This process prioritises the maximum profit from our oceans, which drives the practices that result in the damage we are seeing today. Alongside this comes the demand for technology, which enables companies to catch more of their product. This is having major impacts on the eco-systems that live there.

However, as Guy Standing points out, this is not the only problem with industrial fishing:

Out in the sea there are over 97,000 ships, over 100 tonnes each and growing.

Each decade the noise levels in the sea double and noise in the sea travels thousands of miles and disturbs the migration and breeding patterns of many species out there.

Whilst there is an increase in the size and number of the fishing boats, chronic overfishing is also set to leave the oceans virtually empty in the next 20 years.

According to research by The World Counts, 'The world could run out of seafood as we know it by 2048, leading to severe ecological imbalances, a collapse of global fish stocks, and profound socioeconomic impacts on coastal communities and industries that depend on a healthy marine life.'

The depletion of fish populations already means the quality and size of a catch is lower, which adds more pressure to industrial fishing.

Standing explained:

We have a situation today where despite improvements in technologies and so-called rules, the hourly catch of an industrial fisher is only 6% of what it was a hundred years ago.

Aquaculture in the 1970s meant 4% of all the fish we ate came from fish farms, today it is well over half. By the end of the decade it is likely to be well over two thirds.

Fishing boats in the sea.

Brixham trawlers


So how has this been allowed to continue? Legally, the United Nation Convention on the Law of the Sea (UNCLOS) ‘established that every coastal country had territorial rights [...] for 200 nautical miles from their coast', according to Standing.

Within this, the UK government has to set up a quotas system which establishes a private property right in terms of fish, and gives fishing companies a percentage of the total allowable catch of a certain species.

Guy pointed out:

Today just 13 companies, of 25 companies altogether, own well over two thirds of the total allowable catch around Britain.

Five have over a third and they are in the Sunday Times rich list, and where there are thousands of small-scale fishermen they have lost out.

The quota system has led to finance coming in, so that the finance facilitates mergers and acquisitions and so the bigger boys get bigger and the smaller people get turned into leaseholders and sharecroppers.

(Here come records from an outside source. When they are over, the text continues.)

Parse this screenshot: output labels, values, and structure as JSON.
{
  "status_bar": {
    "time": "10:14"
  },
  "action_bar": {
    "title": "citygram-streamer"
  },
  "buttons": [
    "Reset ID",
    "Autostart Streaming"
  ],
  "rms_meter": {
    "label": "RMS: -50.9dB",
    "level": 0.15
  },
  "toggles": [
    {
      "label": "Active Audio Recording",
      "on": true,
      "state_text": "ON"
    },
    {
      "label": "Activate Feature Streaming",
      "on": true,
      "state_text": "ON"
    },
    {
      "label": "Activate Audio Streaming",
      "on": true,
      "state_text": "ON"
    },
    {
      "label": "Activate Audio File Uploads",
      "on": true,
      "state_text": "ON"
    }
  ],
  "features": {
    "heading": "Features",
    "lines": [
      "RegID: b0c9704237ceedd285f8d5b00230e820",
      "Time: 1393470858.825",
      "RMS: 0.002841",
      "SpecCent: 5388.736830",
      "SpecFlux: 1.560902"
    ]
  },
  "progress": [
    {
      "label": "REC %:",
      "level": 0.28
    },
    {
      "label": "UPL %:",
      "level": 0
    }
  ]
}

Guy also suggests that government subsidies are having a negative outcome:

Subsidies have led to overfishing, depletion of fish populations and conglomeration.

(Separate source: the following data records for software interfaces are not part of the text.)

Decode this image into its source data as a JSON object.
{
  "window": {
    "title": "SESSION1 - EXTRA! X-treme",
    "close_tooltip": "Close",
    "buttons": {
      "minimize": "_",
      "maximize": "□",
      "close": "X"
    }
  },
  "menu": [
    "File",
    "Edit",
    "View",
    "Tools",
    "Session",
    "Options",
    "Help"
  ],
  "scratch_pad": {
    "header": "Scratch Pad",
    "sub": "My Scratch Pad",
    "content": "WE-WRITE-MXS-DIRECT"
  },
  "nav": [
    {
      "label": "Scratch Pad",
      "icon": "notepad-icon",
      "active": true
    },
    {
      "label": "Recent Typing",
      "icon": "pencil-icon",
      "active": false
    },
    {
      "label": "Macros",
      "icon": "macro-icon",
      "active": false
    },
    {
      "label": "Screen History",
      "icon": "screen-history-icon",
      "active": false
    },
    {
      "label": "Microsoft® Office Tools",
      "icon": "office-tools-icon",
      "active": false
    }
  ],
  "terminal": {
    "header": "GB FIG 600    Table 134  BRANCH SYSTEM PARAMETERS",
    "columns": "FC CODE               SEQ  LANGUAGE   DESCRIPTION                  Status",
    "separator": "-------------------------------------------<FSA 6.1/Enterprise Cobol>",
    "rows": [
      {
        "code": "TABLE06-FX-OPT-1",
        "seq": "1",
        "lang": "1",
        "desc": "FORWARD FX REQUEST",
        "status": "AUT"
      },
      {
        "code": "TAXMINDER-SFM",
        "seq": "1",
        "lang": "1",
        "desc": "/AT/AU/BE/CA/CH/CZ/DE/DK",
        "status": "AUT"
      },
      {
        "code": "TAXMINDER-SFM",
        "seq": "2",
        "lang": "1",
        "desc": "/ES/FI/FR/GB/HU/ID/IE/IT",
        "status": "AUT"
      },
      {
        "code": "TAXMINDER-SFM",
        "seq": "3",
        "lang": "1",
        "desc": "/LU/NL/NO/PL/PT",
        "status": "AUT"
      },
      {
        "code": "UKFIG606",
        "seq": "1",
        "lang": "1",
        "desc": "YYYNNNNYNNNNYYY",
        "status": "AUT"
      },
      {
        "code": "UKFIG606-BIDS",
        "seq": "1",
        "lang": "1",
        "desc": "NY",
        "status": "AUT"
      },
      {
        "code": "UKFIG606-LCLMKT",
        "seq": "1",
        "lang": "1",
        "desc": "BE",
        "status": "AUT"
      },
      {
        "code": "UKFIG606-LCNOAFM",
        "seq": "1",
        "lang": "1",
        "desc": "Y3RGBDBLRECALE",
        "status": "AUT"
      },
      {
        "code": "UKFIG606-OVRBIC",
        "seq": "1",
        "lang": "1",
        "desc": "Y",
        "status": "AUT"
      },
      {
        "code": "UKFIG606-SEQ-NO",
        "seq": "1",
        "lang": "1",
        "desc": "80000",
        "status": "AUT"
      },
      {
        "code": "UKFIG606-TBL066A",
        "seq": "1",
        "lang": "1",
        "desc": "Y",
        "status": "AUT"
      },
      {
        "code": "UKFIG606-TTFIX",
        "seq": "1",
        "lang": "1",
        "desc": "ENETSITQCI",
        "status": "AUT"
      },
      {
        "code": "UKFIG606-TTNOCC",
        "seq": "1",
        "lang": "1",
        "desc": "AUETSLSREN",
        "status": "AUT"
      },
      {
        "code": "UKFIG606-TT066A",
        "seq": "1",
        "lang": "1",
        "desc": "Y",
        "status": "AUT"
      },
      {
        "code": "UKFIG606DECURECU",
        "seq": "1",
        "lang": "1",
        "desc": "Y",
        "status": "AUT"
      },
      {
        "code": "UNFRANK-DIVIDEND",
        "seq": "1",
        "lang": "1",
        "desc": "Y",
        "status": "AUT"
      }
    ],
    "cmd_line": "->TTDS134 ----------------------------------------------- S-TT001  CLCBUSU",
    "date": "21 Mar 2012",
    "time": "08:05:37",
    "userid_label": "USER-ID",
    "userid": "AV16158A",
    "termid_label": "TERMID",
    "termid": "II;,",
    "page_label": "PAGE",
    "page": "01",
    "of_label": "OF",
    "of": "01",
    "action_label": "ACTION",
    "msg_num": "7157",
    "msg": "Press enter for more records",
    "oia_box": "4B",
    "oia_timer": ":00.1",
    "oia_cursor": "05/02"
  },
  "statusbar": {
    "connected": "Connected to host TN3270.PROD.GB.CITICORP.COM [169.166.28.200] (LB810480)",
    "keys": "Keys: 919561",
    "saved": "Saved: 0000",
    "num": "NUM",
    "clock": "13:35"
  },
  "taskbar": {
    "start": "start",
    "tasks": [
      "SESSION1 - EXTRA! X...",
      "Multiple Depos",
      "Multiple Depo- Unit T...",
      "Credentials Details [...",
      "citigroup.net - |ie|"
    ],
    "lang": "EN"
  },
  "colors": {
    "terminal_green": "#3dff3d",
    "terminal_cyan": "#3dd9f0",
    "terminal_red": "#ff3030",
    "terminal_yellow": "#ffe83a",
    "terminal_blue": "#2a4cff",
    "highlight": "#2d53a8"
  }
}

Every year over $35 billion is given in subsidies to industrial fisheries, and almost all the subsidies go to big corporations and small-scale fishermen hardly get anything at all.

Whilst this may focus on British fishing, similar practices all over the world have meant this is an issue on a global scale.

Standing said:

Margaret Thatcher privatised all of our ports in the 1980s, that is the case for all the 835 major ports in the world.

They were part of our heritage then they became enclosed, privatised and financialised, so three companies own the majority of ports in the world.

The right to equal access to the Blue Commons affects everyone around the world, so what are the first steps when thinking about how to reclaim and protect our commons?

Guy Standing suggests that:

What we need to do today is to realise that we want our commons back, we want them back either in the form that they are a commons or the value of the commons to be spread around all the commoners.

Although reclaiming the commons seems out of reach for us as individuals, together we can incite change from the legal bodies to help protect our seas.

Regulation needs to be enforced that protects our commons and breaks the cycle of a few massive companies exploiting and ruining it for the generations to come.

Reviving and preserving the commons should be at the top of everyone's priority list when thinking about the sea, because without it we all suffer.

The sea is for each and every one of us as commoners, and we must demand it back before it is too late.

Filed under: 

More Equality & Social Justice

More Equality & Social Justice